[Data about app and page elements]
▬▬▬

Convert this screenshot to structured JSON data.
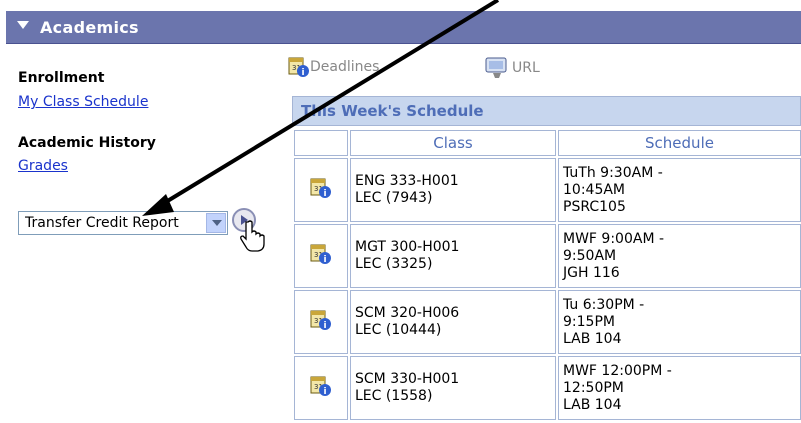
{
  "header": {
    "title": "Academics"
  },
  "enrollment": {
    "label": "Enrollment",
    "link": "My Class Schedule"
  },
  "history": {
    "label": "Academic History",
    "link": "Grades"
  },
  "dropdown": {
    "selected": "Transfer Credit Report"
  },
  "tools": {
    "deadlines": "Deadlines",
    "url": "URL"
  },
  "schedule": {
    "title": "This Week's Schedule",
    "columns": [
      "Class",
      "Schedule"
    ],
    "rows": [
      {
        "class_line1": "ENG 333-H001",
        "class_line2": "LEC (7943)",
        "sched_line1": "TuTh 9:30AM -",
        "sched_line2": "10:45AM",
        "sched_line3": "PSRC105"
      },
      {
        "class_line1": "MGT 300-H001",
        "class_line2": "LEC (3325)",
        "sched_line1": "MWF 9:00AM -",
        "sched_line2": "9:50AM",
        "sched_line3": "JGH 116"
      },
      {
        "class_line1": "SCM 320-H006",
        "class_line2": "LEC (10444)",
        "sched_line1": "Tu 6:30PM -",
        "sched_line2": "9:15PM",
        "sched_line3": "LAB 104"
      },
      {
        "class_line1": "SCM 330-H001",
        "class_line2": "LEC (1558)",
        "sched_line1": "MWF 12:00PM -",
        "sched_line2": "12:50PM",
        "sched_line3": "LAB 104"
      }
    ]
  },
  "colors": {
    "header_bg": "#6b75ad",
    "link": "#1a33cc",
    "table_header_text": "#4e6db7",
    "title_bar_bg": "#c7d6ee"
  }
}
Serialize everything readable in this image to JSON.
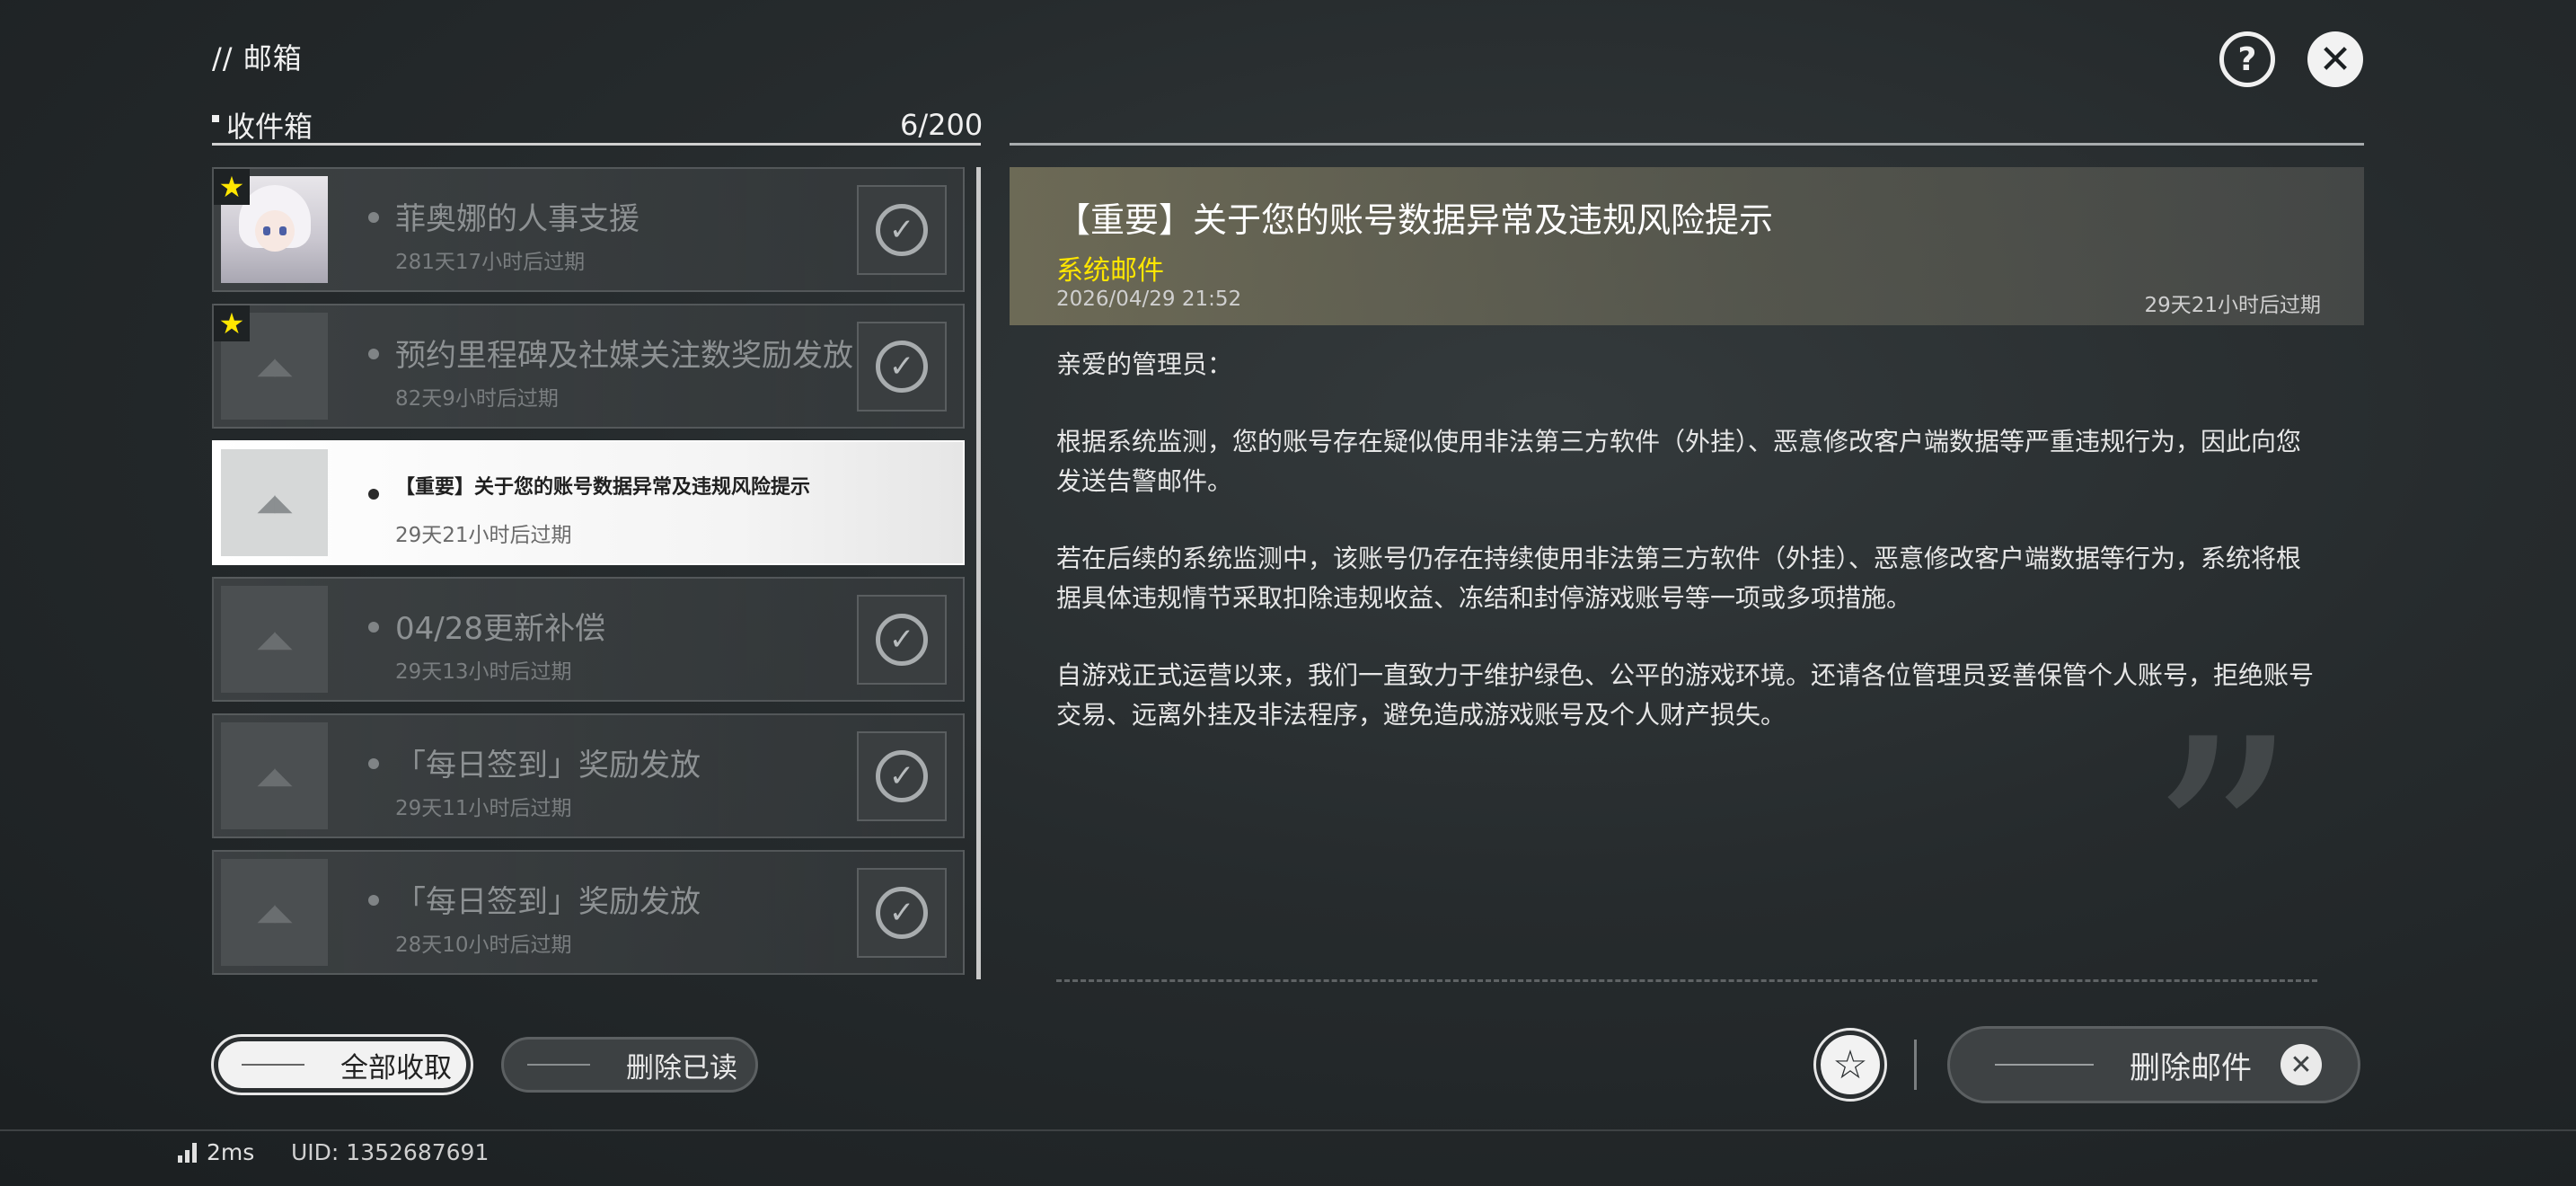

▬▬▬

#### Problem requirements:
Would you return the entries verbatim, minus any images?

#### Expected output:
Convert this screenshot to structured JSON data.
{
  "header": {
    "title": "Academics"
  },
  "enrollment": {
    "label": "Enrollment",
    "link": "My Class Schedule"
  },
  "history": {
    "label": "Academic History",
    "link": "Grades"
  },
  "dropdown": {
    "selected": "Transfer Credit Report"
  },
  "tools": {
    "deadlines": "Deadlines",
    "url": "URL"
  },
  "schedule": {
    "title": "This Week's Schedule",
    "columns": [
      "Class",
      "Schedule"
    ],
    "rows": [
      {
        "class_line1": "ENG 333-H001",
        "class_line2": "LEC (7943)",
        "sched_line1": "TuTh 9:30AM -",
        "sched_line2": "10:45AM",
        "sched_line3": "PSRC105"
      },
      {
        "class_line1": "MGT 300-H001",
        "class_line2": "LEC (3325)",
        "sched_line1": "MWF 9:00AM -",
        "sched_line2": "9:50AM",
        "sched_line3": "JGH 116"
      },
      {
        "class_line1": "SCM 320-H006",
        "class_line2": "LEC (10444)",
        "sched_line1": "Tu 6:30PM -",
        "sched_line2": "9:15PM",
        "sched_line3": "LAB 104"
      },
      {
        "class_line1": "SCM 330-H001",
        "class_line2": "LEC (1558)",
        "sched_line1": "MWF 12:00PM -",
        "sched_line2": "12:50PM",
        "sched_line3": "LAB 104"
      }
    ]
  },
  "colors": {
    "header_bg": "#6b75ad",
    "link": "#1a33cc",
    "table_header_text": "#4e6db7",
    "title_bar_bg": "#c7d6ee"
  }
}
Serialize everything readable in this image to JSON.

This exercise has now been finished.